_The input_
BEGIN

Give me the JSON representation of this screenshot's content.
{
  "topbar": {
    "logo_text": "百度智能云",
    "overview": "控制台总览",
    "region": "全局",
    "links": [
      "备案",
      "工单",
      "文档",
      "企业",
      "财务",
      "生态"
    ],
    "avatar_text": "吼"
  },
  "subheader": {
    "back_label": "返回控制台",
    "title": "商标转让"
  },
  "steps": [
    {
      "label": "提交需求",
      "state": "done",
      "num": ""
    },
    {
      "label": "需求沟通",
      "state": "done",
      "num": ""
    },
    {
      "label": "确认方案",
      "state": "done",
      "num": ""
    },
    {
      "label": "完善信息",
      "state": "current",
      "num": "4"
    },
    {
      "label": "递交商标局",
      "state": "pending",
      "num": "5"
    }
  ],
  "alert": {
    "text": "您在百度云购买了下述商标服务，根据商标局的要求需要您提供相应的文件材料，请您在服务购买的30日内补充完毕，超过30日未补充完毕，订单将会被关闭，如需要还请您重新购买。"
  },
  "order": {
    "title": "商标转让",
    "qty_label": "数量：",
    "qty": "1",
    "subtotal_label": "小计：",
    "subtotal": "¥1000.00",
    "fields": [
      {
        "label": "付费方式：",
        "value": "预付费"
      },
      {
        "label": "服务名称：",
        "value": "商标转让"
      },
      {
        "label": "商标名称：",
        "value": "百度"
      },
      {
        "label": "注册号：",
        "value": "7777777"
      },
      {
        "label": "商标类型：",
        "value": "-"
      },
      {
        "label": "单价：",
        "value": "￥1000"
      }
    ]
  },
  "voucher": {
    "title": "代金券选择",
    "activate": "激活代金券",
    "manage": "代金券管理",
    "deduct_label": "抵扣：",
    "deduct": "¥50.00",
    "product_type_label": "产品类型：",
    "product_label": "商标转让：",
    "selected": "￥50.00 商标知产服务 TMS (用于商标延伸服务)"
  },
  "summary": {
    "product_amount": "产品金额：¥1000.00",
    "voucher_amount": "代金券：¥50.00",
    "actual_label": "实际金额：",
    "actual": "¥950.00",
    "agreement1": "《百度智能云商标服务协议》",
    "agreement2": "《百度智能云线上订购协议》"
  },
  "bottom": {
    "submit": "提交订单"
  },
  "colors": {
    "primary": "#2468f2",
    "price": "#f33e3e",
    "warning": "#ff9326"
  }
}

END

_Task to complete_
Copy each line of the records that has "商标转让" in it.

_Task answer_
    "title": "商标转让"
    "title": "商标转让",
        "value": "商标转让"
    "product_label": "商标转让：",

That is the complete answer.